■ Stored items
----------
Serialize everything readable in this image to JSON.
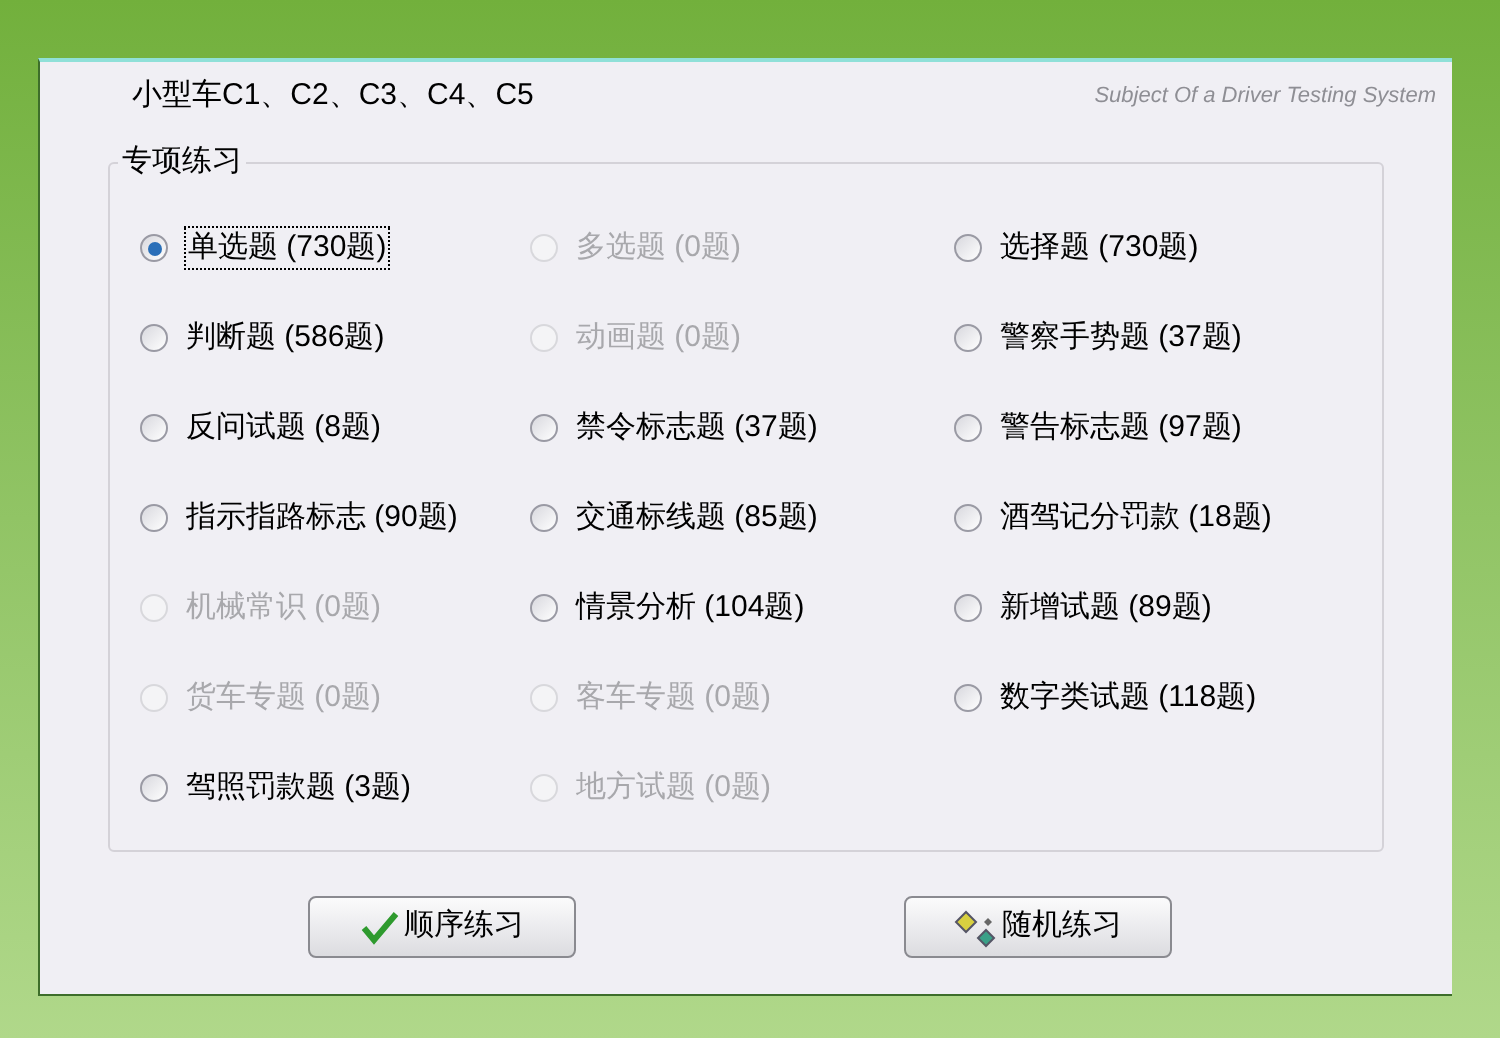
{
  "header": {
    "title": "小型车C1、C2、C3、C4、C5",
    "subtitle": "Subject Of a Driver Testing System"
  },
  "group": {
    "title": "专项练习",
    "options": [
      {
        "label": "单选题 (730题)",
        "selected": true,
        "disabled": false
      },
      {
        "label": "多选题 (0题)",
        "selected": false,
        "disabled": true
      },
      {
        "label": "选择题 (730题)",
        "selected": false,
        "disabled": false
      },
      {
        "label": "判断题 (586题)",
        "selected": false,
        "disabled": false
      },
      {
        "label": "动画题 (0题)",
        "selected": false,
        "disabled": true
      },
      {
        "label": "警察手势题 (37题)",
        "selected": false,
        "disabled": false
      },
      {
        "label": "反问试题 (8题)",
        "selected": false,
        "disabled": false
      },
      {
        "label": "禁令标志题 (37题)",
        "selected": false,
        "disabled": false
      },
      {
        "label": "警告标志题 (97题)",
        "selected": false,
        "disabled": false
      },
      {
        "label": "指示指路标志 (90题)",
        "selected": false,
        "disabled": false
      },
      {
        "label": "交通标线题 (85题)",
        "selected": false,
        "disabled": false
      },
      {
        "label": "酒驾记分罚款 (18题)",
        "selected": false,
        "disabled": false
      },
      {
        "label": "机械常识 (0题)",
        "selected": false,
        "disabled": true
      },
      {
        "label": "情景分析 (104题)",
        "selected": false,
        "disabled": false
      },
      {
        "label": "新增试题 (89题)",
        "selected": false,
        "disabled": false
      },
      {
        "label": "货车专题 (0题)",
        "selected": false,
        "disabled": true
      },
      {
        "label": "客车专题 (0题)",
        "selected": false,
        "disabled": true
      },
      {
        "label": "数字类试题 (118题)",
        "selected": false,
        "disabled": false
      },
      {
        "label": "驾照罚款题 (3题)",
        "selected": false,
        "disabled": false
      },
      {
        "label": "地方试题 (0题)",
        "selected": false,
        "disabled": true
      }
    ]
  },
  "buttons": [
    {
      "kind": "sequential",
      "label": "顺序练习"
    },
    {
      "kind": "random",
      "label": "随机练习"
    }
  ]
}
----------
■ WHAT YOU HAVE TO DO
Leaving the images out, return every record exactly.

■ WRITTEN RESPONSE
Serialize everything readable in this image to JSON.
{
  "header": {
    "title": "小型车C1、C2、C3、C4、C5",
    "subtitle": "Subject Of a Driver Testing System"
  },
  "group": {
    "title": "专项练习",
    "options": [
      {
        "label": "单选题 (730题)",
        "selected": true,
        "disabled": false
      },
      {
        "label": "多选题 (0题)",
        "selected": false,
        "disabled": true
      },
      {
        "label": "选择题 (730题)",
        "selected": false,
        "disabled": false
      },
      {
        "label": "判断题 (586题)",
        "selected": false,
        "disabled": false
      },
      {
        "label": "动画题 (0题)",
        "selected": false,
        "disabled": true
      },
      {
        "label": "警察手势题 (37题)",
        "selected": false,
        "disabled": false
      },
      {
        "label": "反问试题 (8题)",
        "selected": false,
        "disabled": false
      },
      {
        "label": "禁令标志题 (37题)",
        "selected": false,
        "disabled": false
      },
      {
        "label": "警告标志题 (97题)",
        "selected": false,
        "disabled": false
      },
      {
        "label": "指示指路标志 (90题)",
        "selected": false,
        "disabled": false
      },
      {
        "label": "交通标线题 (85题)",
        "selected": false,
        "disabled": false
      },
      {
        "label": "酒驾记分罚款 (18题)",
        "selected": false,
        "disabled": false
      },
      {
        "label": "机械常识 (0题)",
        "selected": false,
        "disabled": true
      },
      {
        "label": "情景分析 (104题)",
        "selected": false,
        "disabled": false
      },
      {
        "label": "新增试题 (89题)",
        "selected": false,
        "disabled": false
      },
      {
        "label": "货车专题 (0题)",
        "selected": false,
        "disabled": true
      },
      {
        "label": "客车专题 (0题)",
        "selected": false,
        "disabled": true
      },
      {
        "label": "数字类试题 (118题)",
        "selected": false,
        "disabled": false
      },
      {
        "label": "驾照罚款题 (3题)",
        "selected": false,
        "disabled": false
      },
      {
        "label": "地方试题 (0题)",
        "selected": false,
        "disabled": true
      }
    ]
  },
  "buttons": [
    {
      "kind": "sequential",
      "label": "顺序练习"
    },
    {
      "kind": "random",
      "label": "随机练习"
    }
  ]
}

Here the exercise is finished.